Task prompt: Line by line, give the data again exactly as it appears, but without pictures.

Material provided:
================

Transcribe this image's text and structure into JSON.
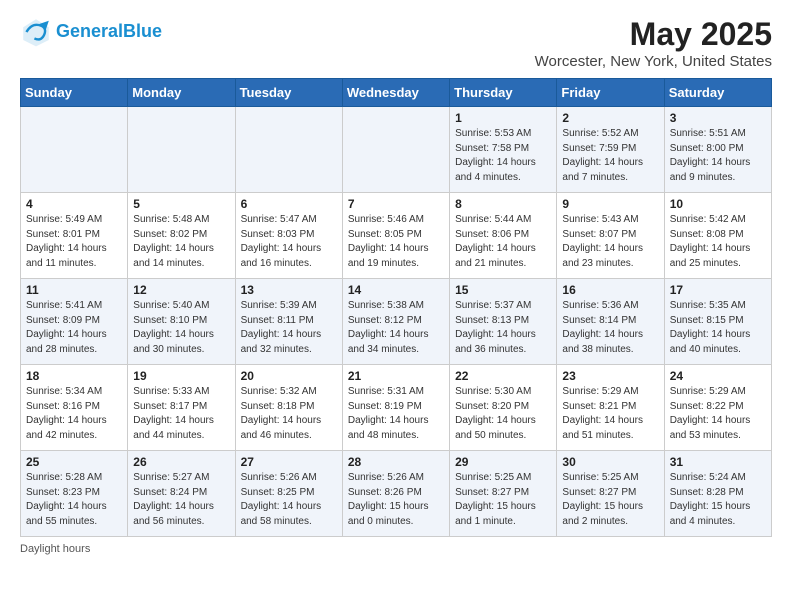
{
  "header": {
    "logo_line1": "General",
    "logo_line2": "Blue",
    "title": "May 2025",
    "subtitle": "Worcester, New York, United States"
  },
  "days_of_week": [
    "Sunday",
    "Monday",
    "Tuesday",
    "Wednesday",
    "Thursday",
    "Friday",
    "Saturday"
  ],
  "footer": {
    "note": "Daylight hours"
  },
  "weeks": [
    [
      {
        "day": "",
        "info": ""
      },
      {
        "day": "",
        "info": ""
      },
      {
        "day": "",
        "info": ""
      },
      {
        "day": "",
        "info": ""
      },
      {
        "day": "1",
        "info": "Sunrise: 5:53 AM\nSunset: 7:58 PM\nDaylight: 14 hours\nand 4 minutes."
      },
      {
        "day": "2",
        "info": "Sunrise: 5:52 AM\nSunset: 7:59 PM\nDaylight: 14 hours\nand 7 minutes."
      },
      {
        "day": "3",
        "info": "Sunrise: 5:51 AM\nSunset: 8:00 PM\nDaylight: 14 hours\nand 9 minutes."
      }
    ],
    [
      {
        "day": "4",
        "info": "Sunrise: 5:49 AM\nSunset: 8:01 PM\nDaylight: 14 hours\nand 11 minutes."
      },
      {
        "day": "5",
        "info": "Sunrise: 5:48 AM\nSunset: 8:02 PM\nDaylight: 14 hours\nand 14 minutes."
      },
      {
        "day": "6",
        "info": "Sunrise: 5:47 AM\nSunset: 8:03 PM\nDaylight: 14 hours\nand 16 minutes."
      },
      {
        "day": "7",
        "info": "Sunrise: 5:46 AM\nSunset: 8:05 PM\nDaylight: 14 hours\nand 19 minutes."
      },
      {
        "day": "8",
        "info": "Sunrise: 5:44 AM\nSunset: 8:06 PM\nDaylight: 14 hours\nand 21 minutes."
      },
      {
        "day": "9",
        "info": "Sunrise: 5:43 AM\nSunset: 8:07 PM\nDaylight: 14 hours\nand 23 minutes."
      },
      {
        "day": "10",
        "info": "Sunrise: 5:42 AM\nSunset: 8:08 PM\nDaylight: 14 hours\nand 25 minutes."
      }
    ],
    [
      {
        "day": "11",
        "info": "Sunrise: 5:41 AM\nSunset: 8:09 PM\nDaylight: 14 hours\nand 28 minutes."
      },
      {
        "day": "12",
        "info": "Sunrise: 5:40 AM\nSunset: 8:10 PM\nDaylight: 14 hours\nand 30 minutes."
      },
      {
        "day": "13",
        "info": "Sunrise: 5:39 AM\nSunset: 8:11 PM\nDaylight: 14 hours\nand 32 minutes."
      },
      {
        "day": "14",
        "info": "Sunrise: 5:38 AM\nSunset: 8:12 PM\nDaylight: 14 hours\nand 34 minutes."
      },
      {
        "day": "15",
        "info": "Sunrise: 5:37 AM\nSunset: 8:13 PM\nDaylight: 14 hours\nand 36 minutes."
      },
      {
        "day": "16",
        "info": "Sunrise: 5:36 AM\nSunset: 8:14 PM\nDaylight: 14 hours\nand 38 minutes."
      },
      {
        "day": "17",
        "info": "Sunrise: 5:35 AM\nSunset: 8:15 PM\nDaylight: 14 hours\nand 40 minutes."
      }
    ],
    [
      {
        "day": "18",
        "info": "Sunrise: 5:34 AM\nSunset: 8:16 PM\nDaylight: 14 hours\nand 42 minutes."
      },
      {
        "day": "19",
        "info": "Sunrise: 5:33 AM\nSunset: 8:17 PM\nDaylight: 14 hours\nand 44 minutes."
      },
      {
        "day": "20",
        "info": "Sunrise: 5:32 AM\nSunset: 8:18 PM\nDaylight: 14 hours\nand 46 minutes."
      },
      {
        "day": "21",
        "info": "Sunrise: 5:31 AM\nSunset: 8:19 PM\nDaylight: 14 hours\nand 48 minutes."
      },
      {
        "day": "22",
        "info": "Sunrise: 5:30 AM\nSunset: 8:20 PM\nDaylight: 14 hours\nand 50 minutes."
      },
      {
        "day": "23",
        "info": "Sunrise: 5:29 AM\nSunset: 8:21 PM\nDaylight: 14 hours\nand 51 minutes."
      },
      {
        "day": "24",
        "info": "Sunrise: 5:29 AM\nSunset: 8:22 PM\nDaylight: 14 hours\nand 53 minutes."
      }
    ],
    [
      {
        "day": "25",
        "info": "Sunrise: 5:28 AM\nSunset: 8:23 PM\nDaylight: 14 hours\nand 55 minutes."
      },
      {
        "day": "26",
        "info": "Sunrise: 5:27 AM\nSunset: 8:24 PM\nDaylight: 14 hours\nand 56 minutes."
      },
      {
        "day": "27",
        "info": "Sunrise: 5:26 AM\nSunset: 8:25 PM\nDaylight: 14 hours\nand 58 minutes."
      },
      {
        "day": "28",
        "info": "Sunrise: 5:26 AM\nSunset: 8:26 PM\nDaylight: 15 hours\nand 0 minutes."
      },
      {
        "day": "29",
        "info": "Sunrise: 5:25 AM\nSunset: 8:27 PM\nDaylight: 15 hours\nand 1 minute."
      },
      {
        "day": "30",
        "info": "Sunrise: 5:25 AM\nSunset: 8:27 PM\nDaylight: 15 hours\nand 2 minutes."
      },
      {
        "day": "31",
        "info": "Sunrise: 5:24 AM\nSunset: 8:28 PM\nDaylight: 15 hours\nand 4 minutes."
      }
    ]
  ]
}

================

Answer space:
Transcribe this image's text and structure into JSON.
{
  "header": {
    "logo_line1": "General",
    "logo_line2": "Blue",
    "title": "May 2025",
    "subtitle": "Worcester, New York, United States"
  },
  "days_of_week": [
    "Sunday",
    "Monday",
    "Tuesday",
    "Wednesday",
    "Thursday",
    "Friday",
    "Saturday"
  ],
  "footer": {
    "note": "Daylight hours"
  },
  "weeks": [
    [
      {
        "day": "",
        "info": ""
      },
      {
        "day": "",
        "info": ""
      },
      {
        "day": "",
        "info": ""
      },
      {
        "day": "",
        "info": ""
      },
      {
        "day": "1",
        "info": "Sunrise: 5:53 AM\nSunset: 7:58 PM\nDaylight: 14 hours\nand 4 minutes."
      },
      {
        "day": "2",
        "info": "Sunrise: 5:52 AM\nSunset: 7:59 PM\nDaylight: 14 hours\nand 7 minutes."
      },
      {
        "day": "3",
        "info": "Sunrise: 5:51 AM\nSunset: 8:00 PM\nDaylight: 14 hours\nand 9 minutes."
      }
    ],
    [
      {
        "day": "4",
        "info": "Sunrise: 5:49 AM\nSunset: 8:01 PM\nDaylight: 14 hours\nand 11 minutes."
      },
      {
        "day": "5",
        "info": "Sunrise: 5:48 AM\nSunset: 8:02 PM\nDaylight: 14 hours\nand 14 minutes."
      },
      {
        "day": "6",
        "info": "Sunrise: 5:47 AM\nSunset: 8:03 PM\nDaylight: 14 hours\nand 16 minutes."
      },
      {
        "day": "7",
        "info": "Sunrise: 5:46 AM\nSunset: 8:05 PM\nDaylight: 14 hours\nand 19 minutes."
      },
      {
        "day": "8",
        "info": "Sunrise: 5:44 AM\nSunset: 8:06 PM\nDaylight: 14 hours\nand 21 minutes."
      },
      {
        "day": "9",
        "info": "Sunrise: 5:43 AM\nSunset: 8:07 PM\nDaylight: 14 hours\nand 23 minutes."
      },
      {
        "day": "10",
        "info": "Sunrise: 5:42 AM\nSunset: 8:08 PM\nDaylight: 14 hours\nand 25 minutes."
      }
    ],
    [
      {
        "day": "11",
        "info": "Sunrise: 5:41 AM\nSunset: 8:09 PM\nDaylight: 14 hours\nand 28 minutes."
      },
      {
        "day": "12",
        "info": "Sunrise: 5:40 AM\nSunset: 8:10 PM\nDaylight: 14 hours\nand 30 minutes."
      },
      {
        "day": "13",
        "info": "Sunrise: 5:39 AM\nSunset: 8:11 PM\nDaylight: 14 hours\nand 32 minutes."
      },
      {
        "day": "14",
        "info": "Sunrise: 5:38 AM\nSunset: 8:12 PM\nDaylight: 14 hours\nand 34 minutes."
      },
      {
        "day": "15",
        "info": "Sunrise: 5:37 AM\nSunset: 8:13 PM\nDaylight: 14 hours\nand 36 minutes."
      },
      {
        "day": "16",
        "info": "Sunrise: 5:36 AM\nSunset: 8:14 PM\nDaylight: 14 hours\nand 38 minutes."
      },
      {
        "day": "17",
        "info": "Sunrise: 5:35 AM\nSunset: 8:15 PM\nDaylight: 14 hours\nand 40 minutes."
      }
    ],
    [
      {
        "day": "18",
        "info": "Sunrise: 5:34 AM\nSunset: 8:16 PM\nDaylight: 14 hours\nand 42 minutes."
      },
      {
        "day": "19",
        "info": "Sunrise: 5:33 AM\nSunset: 8:17 PM\nDaylight: 14 hours\nand 44 minutes."
      },
      {
        "day": "20",
        "info": "Sunrise: 5:32 AM\nSunset: 8:18 PM\nDaylight: 14 hours\nand 46 minutes."
      },
      {
        "day": "21",
        "info": "Sunrise: 5:31 AM\nSunset: 8:19 PM\nDaylight: 14 hours\nand 48 minutes."
      },
      {
        "day": "22",
        "info": "Sunrise: 5:30 AM\nSunset: 8:20 PM\nDaylight: 14 hours\nand 50 minutes."
      },
      {
        "day": "23",
        "info": "Sunrise: 5:29 AM\nSunset: 8:21 PM\nDaylight: 14 hours\nand 51 minutes."
      },
      {
        "day": "24",
        "info": "Sunrise: 5:29 AM\nSunset: 8:22 PM\nDaylight: 14 hours\nand 53 minutes."
      }
    ],
    [
      {
        "day": "25",
        "info": "Sunrise: 5:28 AM\nSunset: 8:23 PM\nDaylight: 14 hours\nand 55 minutes."
      },
      {
        "day": "26",
        "info": "Sunrise: 5:27 AM\nSunset: 8:24 PM\nDaylight: 14 hours\nand 56 minutes."
      },
      {
        "day": "27",
        "info": "Sunrise: 5:26 AM\nSunset: 8:25 PM\nDaylight: 14 hours\nand 58 minutes."
      },
      {
        "day": "28",
        "info": "Sunrise: 5:26 AM\nSunset: 8:26 PM\nDaylight: 15 hours\nand 0 minutes."
      },
      {
        "day": "29",
        "info": "Sunrise: 5:25 AM\nSunset: 8:27 PM\nDaylight: 15 hours\nand 1 minute."
      },
      {
        "day": "30",
        "info": "Sunrise: 5:25 AM\nSunset: 8:27 PM\nDaylight: 15 hours\nand 2 minutes."
      },
      {
        "day": "31",
        "info": "Sunrise: 5:24 AM\nSunset: 8:28 PM\nDaylight: 15 hours\nand 4 minutes."
      }
    ]
  ]
}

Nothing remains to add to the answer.